Facebook Pixel How to Pop Color Selectively Using Channel Mixers and Layer Masks in Photoshop

How to Pop Color Selectively Using Channel Mixers and Layer Masks in Photoshop

By Jodi Friedman of MCP Actions: Photoshop Actions and Training

There are literally dozens of ways to saturate your colors in Photoshop. For this post I am going to focus on one way to pop colors using “Channel Mixer” adjustment layers.

To start with, locate an image that could benefit from more vibrant color, overall or in selected spots. Of course, you likely will want to correct exposure and white balance prior to working on color. At this point, we will pull up a “Channel Mixer” adjustment. In CS4, you can use the adjustment panel – in CS3 and below, use the layers palette and go to “Channel Mixers.”


Once you pull up the adjustment layer, you will adjust settings in the dialog box. You will adjust all three output channels: Red, Green, and Blue. Use the same relationship for each. You want all numbers to total 100%. The higher your number for the output channel you are working on, the more saturated the colors will be.


For example, if you start with red, and put red at 150%, then you would split the difference to = 100%. So green would be at -25% and blue at -25%. Then you would drop down to green for the output. For this channel, you would do 150% for green, -25% for red, and -25% for blue. Lastly, you would drop down to the blue channel and do the same. Blue would be 150%, green -25% and red -25%.

Remember, all three outputs need to be treated the same. The output gets the high number in all three channels. The other two equally subtract the same amount so that the total is 100%. Using 150% is rather high, but if you will be painting your color on, as I am here, or if you want a lot of pop, this number may work well. You will want to experiment on your image to find the best settings. I recommend 116-120% for the main output channel light pop, 122-140% for medium pop, and 142-160% for intense pop.

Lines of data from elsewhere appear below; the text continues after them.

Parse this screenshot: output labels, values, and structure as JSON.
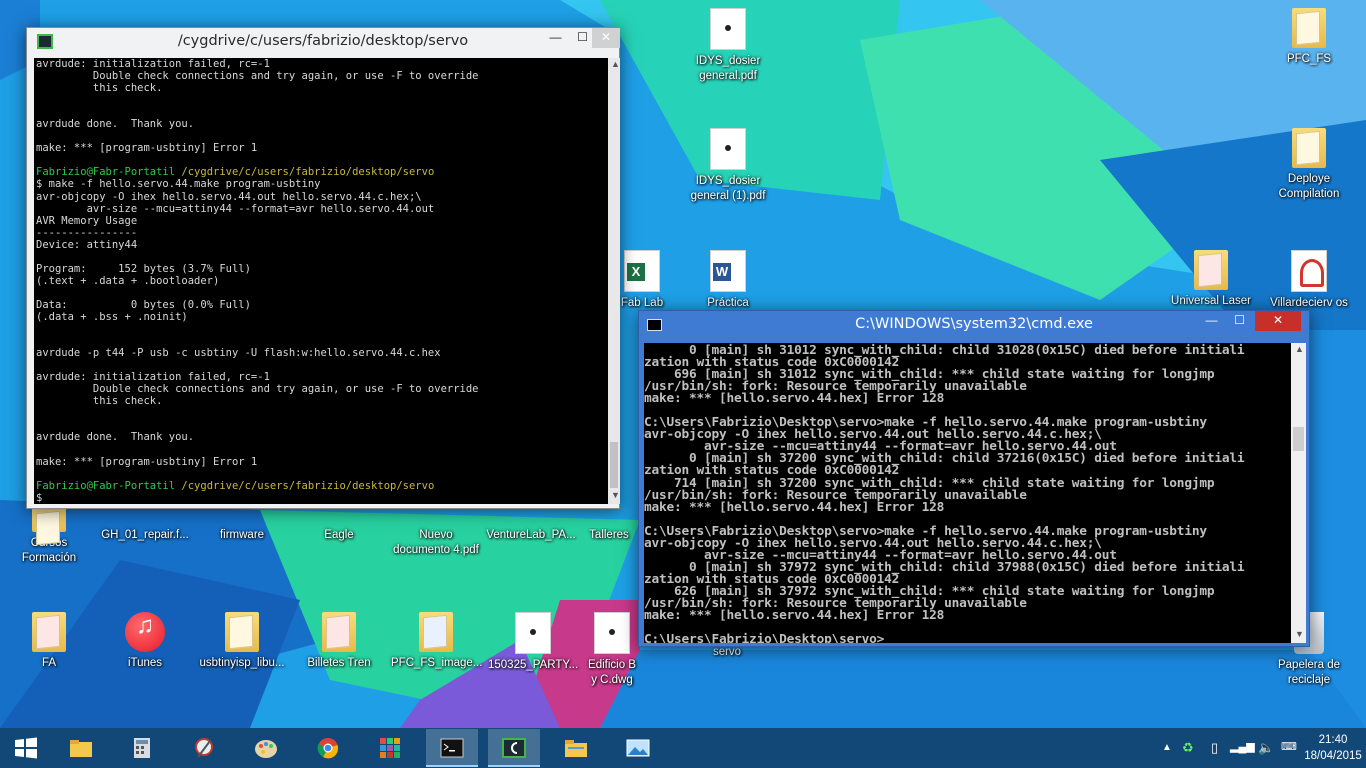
{
  "desktop": {
    "icons": [
      {
        "id": "idys1",
        "label": "IDYS_dosier general.pdf",
        "icon": "pdf-document-icon"
      },
      {
        "id": "idys2",
        "label": "IDYS_dosier general (1).pdf",
        "icon": "pdf-document-icon"
      },
      {
        "id": "fablab",
        "label": "Fab Lab",
        "icon": "excel-document-icon"
      },
      {
        "id": "practica",
        "label": "Práctica",
        "icon": "word-document-icon"
      },
      {
        "id": "pfcfs",
        "label": "PFC_FS",
        "icon": "folder-icon"
      },
      {
        "id": "deploye",
        "label": "Deploye Compilation",
        "icon": "folder-icon"
      },
      {
        "id": "universal",
        "label": "Universal Laser",
        "icon": "pdf-document-icon"
      },
      {
        "id": "villar",
        "label": "Villardecierv os",
        "icon": "pdf-document-icon"
      },
      {
        "id": "cursos",
        "label": "Cursos Formación",
        "icon": "folder-icon"
      },
      {
        "id": "gh01",
        "label": "GH_01_repair.f...",
        "icon": "app-icon"
      },
      {
        "id": "firmware",
        "label": "firmware",
        "icon": "folder-icon"
      },
      {
        "id": "eagle",
        "label": "Eagle",
        "icon": "folder-icon"
      },
      {
        "id": "nuevo",
        "label": "Nuevo documento 4.pdf",
        "icon": "pdf-document-icon"
      },
      {
        "id": "venturelab",
        "label": "VentureLab_PA...",
        "icon": "document-icon"
      },
      {
        "id": "talleres",
        "label": "Talleres",
        "icon": "folder-icon"
      },
      {
        "id": "fa",
        "label": "FA",
        "icon": "folder-icon"
      },
      {
        "id": "itunes",
        "label": "iTunes",
        "icon": "itunes-icon"
      },
      {
        "id": "usbtiny",
        "label": "usbtinyisp_libu...",
        "icon": "folder-icon"
      },
      {
        "id": "billetes",
        "label": "Billetes Tren",
        "icon": "folder-icon"
      },
      {
        "id": "pfcimage",
        "label": "PFC_FS_image...",
        "icon": "folder-icon"
      },
      {
        "id": "party",
        "label": "150325_PARTY...",
        "icon": "image-icon"
      },
      {
        "id": "edificio",
        "label": "Edificio B y C.dwg",
        "icon": "document-icon"
      },
      {
        "id": "servo",
        "label": "servo",
        "icon": "folder-icon"
      },
      {
        "id": "papelera",
        "label": "Papelera de reciclaje",
        "icon": "recycle-bin-icon"
      }
    ]
  },
  "cygwin": {
    "title": "/cygdrive/c/users/fabrizio/desktop/servo",
    "lines": [
      {
        "t": "avrdude: initialization failed, rc=-1",
        "c": "w"
      },
      {
        "t": "         Double check connections and try again, or use -F to override",
        "c": "w"
      },
      {
        "t": "         this check.",
        "c": "w"
      },
      {
        "t": "",
        "c": "w"
      },
      {
        "t": "",
        "c": "w"
      },
      {
        "t": "avrdude done.  Thank you.",
        "c": "w"
      },
      {
        "t": "",
        "c": "w"
      },
      {
        "t": "make: *** [program-usbtiny] Error 1",
        "c": "w"
      },
      {
        "t": "",
        "c": "w"
      },
      {
        "t": "prompt",
        "c": "p"
      },
      {
        "t": "$ make -f hello.servo.44.make program-usbtiny",
        "c": "w"
      },
      {
        "t": "avr-objcopy -O ihex hello.servo.44.out hello.servo.44.c.hex;\\",
        "c": "w"
      },
      {
        "t": "        avr-size --mcu=attiny44 --format=avr hello.servo.44.out",
        "c": "w"
      },
      {
        "t": "AVR Memory Usage",
        "c": "w"
      },
      {
        "t": "----------------",
        "c": "w"
      },
      {
        "t": "Device: attiny44",
        "c": "w"
      },
      {
        "t": "",
        "c": "w"
      },
      {
        "t": "Program:     152 bytes (3.7% Full)",
        "c": "w"
      },
      {
        "t": "(.text + .data + .bootloader)",
        "c": "w"
      },
      {
        "t": "",
        "c": "w"
      },
      {
        "t": "Data:          0 bytes (0.0% Full)",
        "c": "w"
      },
      {
        "t": "(.data + .bss + .noinit)",
        "c": "w"
      },
      {
        "t": "",
        "c": "w"
      },
      {
        "t": "",
        "c": "w"
      },
      {
        "t": "avrdude -p t44 -P usb -c usbtiny -U flash:w:hello.servo.44.c.hex",
        "c": "w"
      },
      {
        "t": "",
        "c": "w"
      },
      {
        "t": "avrdude: initialization failed, rc=-1",
        "c": "w"
      },
      {
        "t": "         Double check connections and try again, or use -F to override",
        "c": "w"
      },
      {
        "t": "         this check.",
        "c": "w"
      },
      {
        "t": "",
        "c": "w"
      },
      {
        "t": "",
        "c": "w"
      },
      {
        "t": "avrdude done.  Thank you.",
        "c": "w"
      },
      {
        "t": "",
        "c": "w"
      },
      {
        "t": "make: *** [program-usbtiny] Error 1",
        "c": "w"
      },
      {
        "t": "",
        "c": "w"
      },
      {
        "t": "prompt",
        "c": "p"
      },
      {
        "t": "$ ",
        "c": "w"
      }
    ],
    "prompt_user": "Fabrizio@Fabr-Portatil",
    "prompt_path": "/cygdrive/c/users/fabrizio/desktop/servo"
  },
  "cmd": {
    "title": "C:\\WINDOWS\\system32\\cmd.exe",
    "lines": [
      "      0 [main] sh 31012 sync_with_child: child 31028(0x15C) died before initiali",
      "zation with status code 0xC0000142",
      "    696 [main] sh 31012 sync_with_child: *** child state waiting for longjmp",
      "/usr/bin/sh: fork: Resource temporarily unavailable",
      "make: *** [hello.servo.44.hex] Error 128",
      "",
      "C:\\Users\\Fabrizio\\Desktop\\servo>make -f hello.servo.44.make program-usbtiny",
      "avr-objcopy -O ihex hello.servo.44.out hello.servo.44.c.hex;\\",
      "        avr-size --mcu=attiny44 --format=avr hello.servo.44.out",
      "      0 [main] sh 37200 sync_with_child: child 37216(0x15C) died before initiali",
      "zation with status code 0xC0000142",
      "    714 [main] sh 37200 sync_with_child: *** child state waiting for longjmp",
      "/usr/bin/sh: fork: Resource temporarily unavailable",
      "make: *** [hello.servo.44.hex] Error 128",
      "",
      "C:\\Users\\Fabrizio\\Desktop\\servo>make -f hello.servo.44.make program-usbtiny",
      "avr-objcopy -O ihex hello.servo.44.out hello.servo.44.c.hex;\\",
      "        avr-size --mcu=attiny44 --format=avr hello.servo.44.out",
      "      0 [main] sh 37972 sync_with_child: child 37988(0x15C) died before initiali",
      "zation with status code 0xC0000142",
      "    626 [main] sh 37972 sync_with_child: *** child state waiting for longjmp",
      "/usr/bin/sh: fork: Resource temporarily unavailable",
      "make: *** [hello.servo.44.hex] Error 128",
      "",
      "C:\\Users\\Fabrizio\\Desktop\\servo>"
    ]
  },
  "taskbar": {
    "apps": [
      {
        "name": "start-button",
        "icon": "windows-logo-icon"
      },
      {
        "name": "taskbar-explorer",
        "icon": "folder-icon"
      },
      {
        "name": "taskbar-calculator",
        "icon": "calculator-icon"
      },
      {
        "name": "taskbar-snipping",
        "icon": "snipping-tool-icon"
      },
      {
        "name": "taskbar-paint",
        "icon": "paint-icon"
      },
      {
        "name": "taskbar-chrome",
        "icon": "chrome-icon"
      },
      {
        "name": "taskbar-apps",
        "icon": "apps-grid-icon"
      },
      {
        "name": "taskbar-cmd",
        "icon": "cmd-icon"
      },
      {
        "name": "taskbar-cygwin",
        "icon": "cygwin-icon"
      },
      {
        "name": "taskbar-file-explorer",
        "icon": "file-explorer-icon"
      },
      {
        "name": "taskbar-photos",
        "icon": "photos-icon"
      }
    ],
    "clock": {
      "time": "21:40",
      "date": "18/04/2015"
    }
  }
}
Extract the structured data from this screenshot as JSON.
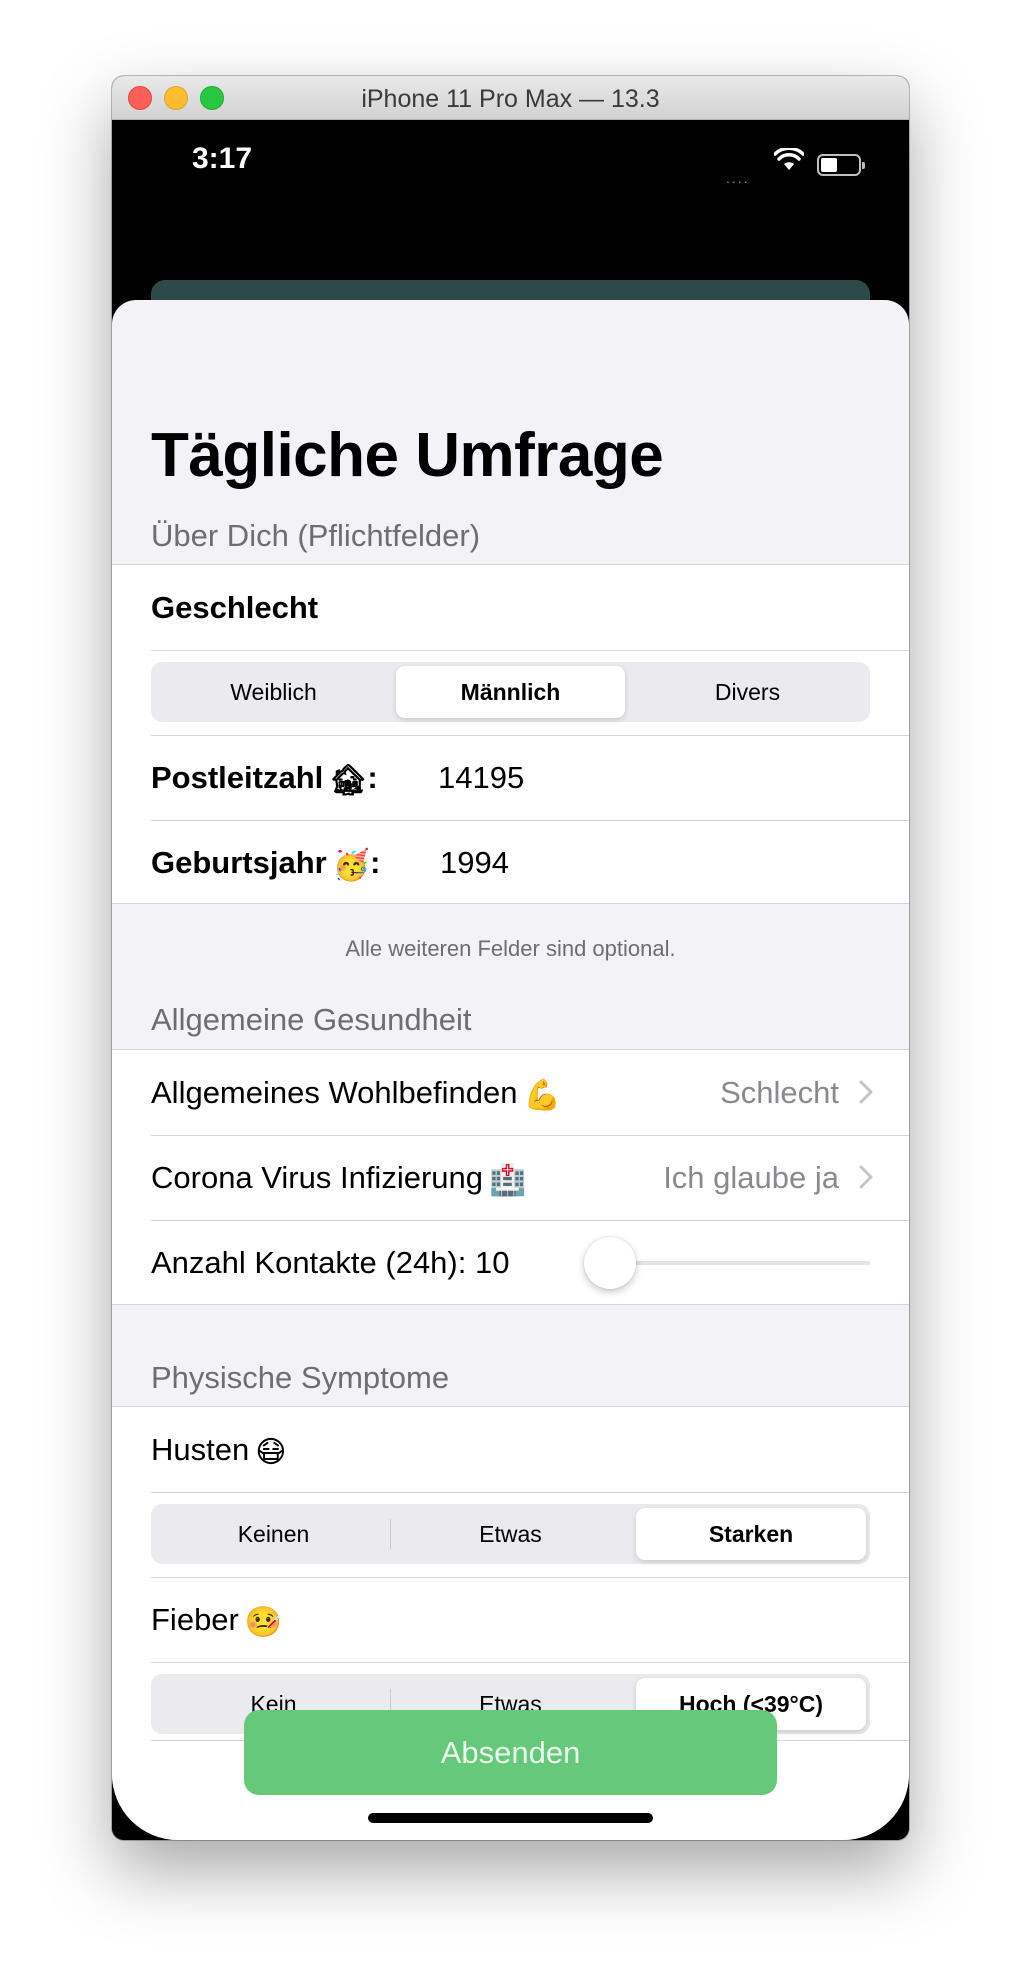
{
  "window": {
    "title": "iPhone 11 Pro Max — 13.3"
  },
  "status_bar": {
    "time": "3:17",
    "signal": "....",
    "battery_level": 0.45
  },
  "page": {
    "title": "Tägliche Umfrage",
    "about_section": {
      "header": "Über Dich (Pflichtfelder)",
      "gender_label": "Geschlecht",
      "gender_options": [
        "Weiblich",
        "Männlich",
        "Divers"
      ],
      "gender_selected": "Männlich",
      "postal_label": "Postleitzahl",
      "postal_emoji": "🏚",
      "postal_value": "14195",
      "birthyear_label": "Geburtsjahr",
      "birthyear_emoji": "🥳",
      "birthyear_value": "1994",
      "colon": ":",
      "footer": "Alle weiteren Felder sind optional."
    },
    "health_section": {
      "header": "Allgemeine Gesundheit",
      "wellbeing_label": "Allgemeines Wohlbefinden",
      "wellbeing_emoji": "💪",
      "wellbeing_value": "Schlecht",
      "infection_label": "Corona Virus Infizierung",
      "infection_emoji": "🏥",
      "infection_value": "Ich glaube ja",
      "contacts_label": "Anzahl Kontakte (24h): 10",
      "contacts_value": 10
    },
    "symptoms_section": {
      "header": "Physische Symptome",
      "cough_label": "Husten",
      "cough_emoji": "😷",
      "cough_options": [
        "Keinen",
        "Etwas",
        "Starken"
      ],
      "cough_selected": "Starken",
      "fever_label": "Fieber",
      "fever_emoji": "🤒",
      "fever_options": [
        "Kein",
        "Etwas",
        "Hoch (<39°C)"
      ],
      "fever_selected": "Hoch (<39°C)"
    },
    "submit_label": "Absenden"
  },
  "colors": {
    "accent_green": "#66c97a",
    "section_background": "#f2f2f7",
    "secondary_text": "#8a8a8e",
    "slider_min": "#007aff"
  }
}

When you saturate color, make sure you are not losing details and that your colors are printable. The printer I use handles intense color really well, so I mainly check to make sure I am not losing details or getting any color noise. Also, if photographing people, unless you are using low numbers, your skin tones WILL BE impacted. That is where “painting” comes in.

With masking, you have 2 choices. Either you can show the effect everywhere, white mask. And hide it on parts where you do not want it, such as skin. Or you can hide the effect everywhere, black mask. And you can paint it on specific areas, just where desired.

For this tutorial, I am going explain, hiding the effect and painting it on where desired. Either way would work.

So after getting your channel numbers set, you will invert your mask. The shortcut keys are PC: “CTRL” + “I” or Mac: “CMD” + “I” – which turns your white mask from black. You will not longer see the popped colors.


If you have never used layer masks before, this video tutorial and tips on layer masking will help you.


With the mask black, then select white as your foreground color, and pick a soft round brush. You will vary the hardness of the brush as needed. I usually set my opacity at 30%-35% and paint over the desired items where I want the color more vibrant. You can do this at 100%, but with a low opacity brush, you will have more control as you can build the effect by painting multiple times.

For the before and after image below, I painted on the image with the mask selected, using a 30% brush at 19% hardness. I painted over the entire image once. Then I painted on the truck until 100% of the effect was reached.


The only change in these two images was the channel mixer layer. I hope you learned a lot from this tutorial about using channels to enhance your color and about using layer masks.

About the Author: This post was written by Jodi of MCP Actions, the popular creator of Photoshop actions, training and of the MCP Blog. MCP Actions provides great products and resources for both hobbyist and professional photographers who want to improve their post processing and take their photography to the next level. If you are serious about the quality of your images or your photography business, visit MCP Actions.

You can also find Jodi on Facebook, Twitter, and through her RSS Feed.

Read more from our Post Production category

Guest Editor
Guest Contributor This post was written by a guest contributor to dPS.
Please see their details in the post above.

Become a Contributor: Check out Write for DPS page for details about how YOU can share your photography tips with the DPS community.

Some Older Comments